The corporate finger pointing prompted an admonishment from
Republican Sen. Lisa Murkowski of oil-rich Alaska that "we are all
in this together" in trying to shut off the oil and find a safer
way to exploit vital energy.
"This accident has reminded us of a cold reality, that the
production of energy will never be without risk or environmental
consequence," she said. Still, she said, "there will be no
excuse" if operators are found to have violated the law.
Failure to plug the leak was intensifying impatience, from the
contaminated Gulf waters to the White House.
"The president is frustrated with everything, the president is
frustrated with everybody, in the sense that we still have an oil
leak," said spokesman Robert Gibbs. "That includes us, that
includes everybody that's involved with this."

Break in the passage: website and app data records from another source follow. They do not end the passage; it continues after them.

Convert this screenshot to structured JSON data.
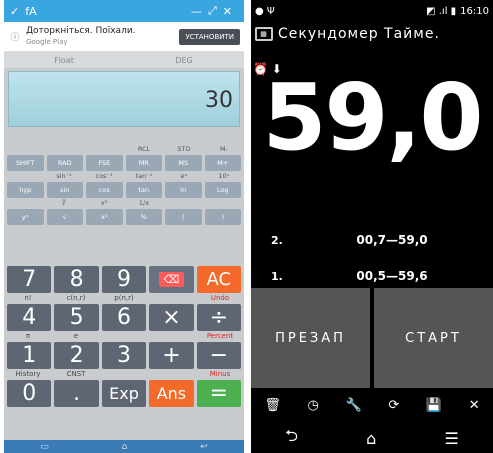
{
  "left": {
    "status": {
      "a": "✓",
      "b": "fA",
      "c": "—",
      "d": "⤢",
      "e": "✕"
    },
    "ad": {
      "line1": "Доторкніться. Поїхали.",
      "line2": "Google Play",
      "button": "УСТАНОВИТИ"
    },
    "mode": {
      "a": "Float",
      "b": "DEG"
    },
    "display_value": "30",
    "sci_labels_1": [
      "",
      "",
      "",
      "RCL",
      "STO",
      "M-"
    ],
    "sci_row_1": [
      "SHIFT",
      "RAD",
      "FSE",
      "MR",
      "MS",
      "M+"
    ],
    "sci_labels_2": [
      "",
      "sin⁻¹",
      "cos⁻¹",
      "tan⁻¹",
      "eˣ",
      "10ˣ"
    ],
    "sci_row_2": [
      "hyp",
      "sin",
      "cos",
      "tan",
      "ln",
      "Log"
    ],
    "sci_labels_3": [
      "",
      "∛",
      "x³",
      "1/x",
      "",
      ""
    ],
    "sci_row_3": [
      "yˣ",
      "√",
      "x²",
      "%",
      "(",
      ")"
    ],
    "num_row_1": [
      "7",
      "8",
      "9",
      "⌫",
      "AC"
    ],
    "num_labels_1": [
      "n!",
      "c(n,r)",
      "p(n,r)",
      "",
      "Undo"
    ],
    "num_row_2": [
      "4",
      "5",
      "6",
      "×",
      "÷"
    ],
    "num_labels_2": [
      "π",
      "e",
      "",
      "",
      "Percent"
    ],
    "num_row_3": [
      "1",
      "2",
      "3",
      "+",
      "−"
    ],
    "num_labels_3": [
      "History",
      "CNST",
      "",
      "",
      "Minus"
    ],
    "num_row_4": [
      "0",
      ".",
      "Exp",
      "Ans",
      "="
    ],
    "nav": {
      "back": "▭",
      "home": "⌂",
      "recent": "↩"
    }
  },
  "right": {
    "status": {
      "left": "● Ψ",
      "icons": "◩ .ıl ▮",
      "time": "16:10"
    },
    "title": "Секундомер Тайме.",
    "app_icon": "▦",
    "top_icons": "⏰ ⬇",
    "big_time": "59,0",
    "laps": [
      {
        "n": "2.",
        "t": "00,7—59,0"
      },
      {
        "n": "1.",
        "t": "00,5—59,6"
      }
    ],
    "button_left": "ПРЕЗАП",
    "button_right": "СТАРТ",
    "tools": [
      "🗑",
      "◷",
      "🔧",
      "⟳",
      "💾",
      "✕"
    ],
    "nav": {
      "back": "⮌",
      "home": "⌂",
      "menu": "☰"
    }
  }
}
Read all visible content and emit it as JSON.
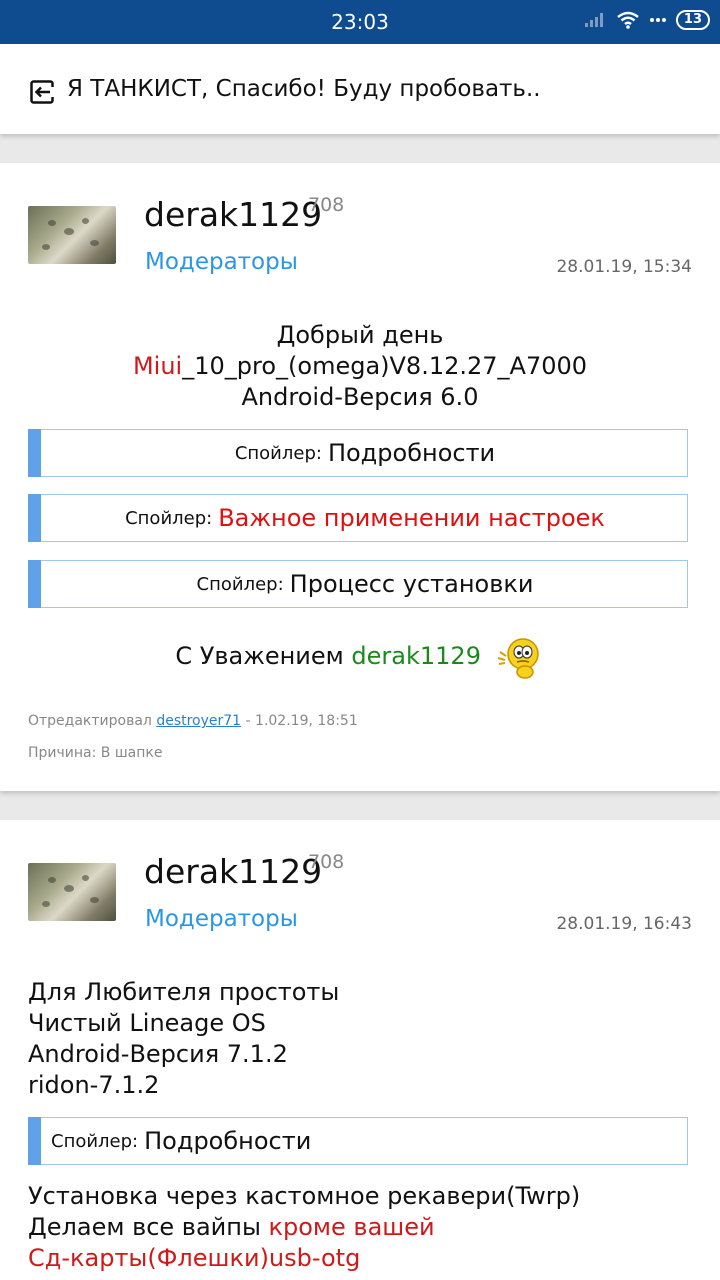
{
  "status": {
    "time": "23:03",
    "battery": "13"
  },
  "quote_bar": {
    "text": "Я ТАНКИСТ, Спасибо! Буду пробовать.."
  },
  "post1": {
    "username": "derak1129",
    "reputation": "708",
    "group": "Модераторы",
    "date": "28.01.19, 15:34",
    "line1": "Добрый день",
    "line2_red": "Miui",
    "line2_rest": "_10_pro_(omega)V8.12.27_A7000",
    "line3": "Android-Версия 6.0",
    "spoiler_prefix": "Спойлер:",
    "spoilers": [
      "Подробности",
      "Важное применении настроек",
      "Процесс установки"
    ],
    "regards_prefix": "С Уважением",
    "regards_name": "derak1129",
    "edited_prefix": "Отредактировал",
    "edited_by": "destroyer71",
    "edited_date": " - 1.02.19, 18:51",
    "reason": "Причина: В шапке"
  },
  "post2": {
    "username": "derak1129",
    "reputation": "708",
    "group": "Модераторы",
    "date": "28.01.19, 16:43",
    "lines": [
      "Для Любителя простоты",
      "Чистый Lineage OS",
      "Android-Версия 7.1.2",
      "ridon-7.1.2"
    ],
    "spoiler_prefix": "Спойлер:",
    "spoiler_title": "Подробности",
    "install_line": "Установка через кастомное рекавери(Twrp)",
    "wipe_black": "Делаем все вайпы ",
    "wipe_red": "кроме вашей",
    "sd_line": "Сд-карты(Флешки)usb-otg"
  }
}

A BP spokesman told The Associated Press an oil containment box
known as a "top hat" was being brought to the site and undersea

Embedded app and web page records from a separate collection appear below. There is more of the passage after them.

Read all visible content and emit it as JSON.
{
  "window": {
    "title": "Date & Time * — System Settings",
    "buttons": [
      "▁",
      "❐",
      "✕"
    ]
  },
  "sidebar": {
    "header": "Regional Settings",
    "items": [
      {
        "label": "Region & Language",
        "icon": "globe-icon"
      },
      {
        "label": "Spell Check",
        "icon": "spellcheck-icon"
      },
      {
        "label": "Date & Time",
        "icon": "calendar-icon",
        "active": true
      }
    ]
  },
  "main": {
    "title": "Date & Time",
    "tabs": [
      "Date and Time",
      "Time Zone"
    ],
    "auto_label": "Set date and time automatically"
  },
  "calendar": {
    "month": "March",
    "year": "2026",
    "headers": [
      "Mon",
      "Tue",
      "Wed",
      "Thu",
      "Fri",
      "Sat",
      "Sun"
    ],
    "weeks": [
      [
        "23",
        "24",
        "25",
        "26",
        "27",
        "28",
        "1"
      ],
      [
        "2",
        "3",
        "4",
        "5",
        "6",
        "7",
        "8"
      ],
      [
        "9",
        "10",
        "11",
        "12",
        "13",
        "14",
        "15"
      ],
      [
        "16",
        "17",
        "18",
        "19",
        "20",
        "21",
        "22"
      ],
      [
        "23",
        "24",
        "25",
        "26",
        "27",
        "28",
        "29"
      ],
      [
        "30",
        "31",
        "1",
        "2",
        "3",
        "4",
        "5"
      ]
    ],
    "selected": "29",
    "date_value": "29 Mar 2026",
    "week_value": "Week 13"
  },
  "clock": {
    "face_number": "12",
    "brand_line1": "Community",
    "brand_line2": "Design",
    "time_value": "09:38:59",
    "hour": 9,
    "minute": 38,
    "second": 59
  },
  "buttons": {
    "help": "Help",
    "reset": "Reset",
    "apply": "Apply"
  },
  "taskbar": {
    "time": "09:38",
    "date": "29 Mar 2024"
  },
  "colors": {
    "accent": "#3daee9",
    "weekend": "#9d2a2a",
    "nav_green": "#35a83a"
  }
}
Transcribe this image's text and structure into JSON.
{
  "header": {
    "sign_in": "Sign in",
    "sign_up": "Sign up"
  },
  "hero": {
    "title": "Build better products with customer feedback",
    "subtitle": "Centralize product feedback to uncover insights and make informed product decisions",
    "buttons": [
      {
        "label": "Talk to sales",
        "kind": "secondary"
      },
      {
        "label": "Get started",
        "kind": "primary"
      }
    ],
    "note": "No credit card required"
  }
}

robots would position it over the gusher by Thursday. The new
device is much smaller than one that failed over the weekend.
Ramifications from the environmental crisis spilled over into
landmark climate change and energy legislation that is coming out
Wednesday. The bill from Sens. John Kerry and Joe Lieberman
proposes letting coastal states veto drilling projects off the
shores of neighboring states if they can show the potential for
The impact is being felt in the realm of regulation, too.
Interior Secretary Ken Salazar proposed splitting his department's
Minerals Management Service in two to make safety enforcement
independent of the service's other main function - collecting
billions in royalties from the drilling industry.
Senators sought assurances that BP PLC will pay what could
amount to billions of dollars in economic and environmental
damages. McKay repeatedly said his company would pay for cleanup
costs and all "legitimate" claims for damages, and not try to
limit itself to an existing federal limit of $75 million on such
BP was the exploratory well's owner and overall operator,
Transocean the rig's owner and Halliburton a subcontractor that was
encasing the well pipe in cement before plugging it in anticipation
of future production.
The explosion is thought to have begun with a surge of methane
gas from deep within the well, and while the cause is still under
early investigation, the testimony Tuesday provided some insight
into what might have been involved.
Republican Sen. Jeff Sessions of Alabama grew frustrated
grilling the executives on why engineers replaced a heavy "mud"
compound in the well with much lighter sea water - thereby reducing
downward pressure on the oil - when they were temporarily capping
the site for future exploitation. He quoted an oil rig worker
saying, "That's when the well came at us, basically."
"I'm not familiar with the individual procedure on that well,"
BP's McKay said.
Steven Newman, Transocean's president and CEO, and Halliburton
executive Tim Probert repeatedly told Sessions they did not know
how often sea water instead of the compound was used to seal Gulf
"Well, you do this business, do you not?" the senator
demanded. "You're under oath. I'm just asking you a simple
New Jersey Democrat Frank Lautenberg remarked in the day's other
hearing: "The conclusion that I draw is that nobody assumes the
McKay said that a key piece of safety equipment, the aptly named
blowout preventer, had failed to work and made it clear it was
owned by Transocean. "That was the fail safe in case of an
accident," said McKay.
But Transocean Newman said offshore production projects "begin
and end with the operator, in this case BP" and that his company's
drilling job was completed three days before the explosion and
there's "no reason to believe" the blowout protector mechanics
And Newman wanted senators to know Halliburton was in the
process of pouring cement into the pipe to plug it but the final
well cap had not yet been put in place.
Halliburton's Probert said his company followed BP's drilling
plan, federal regulations and industry practices.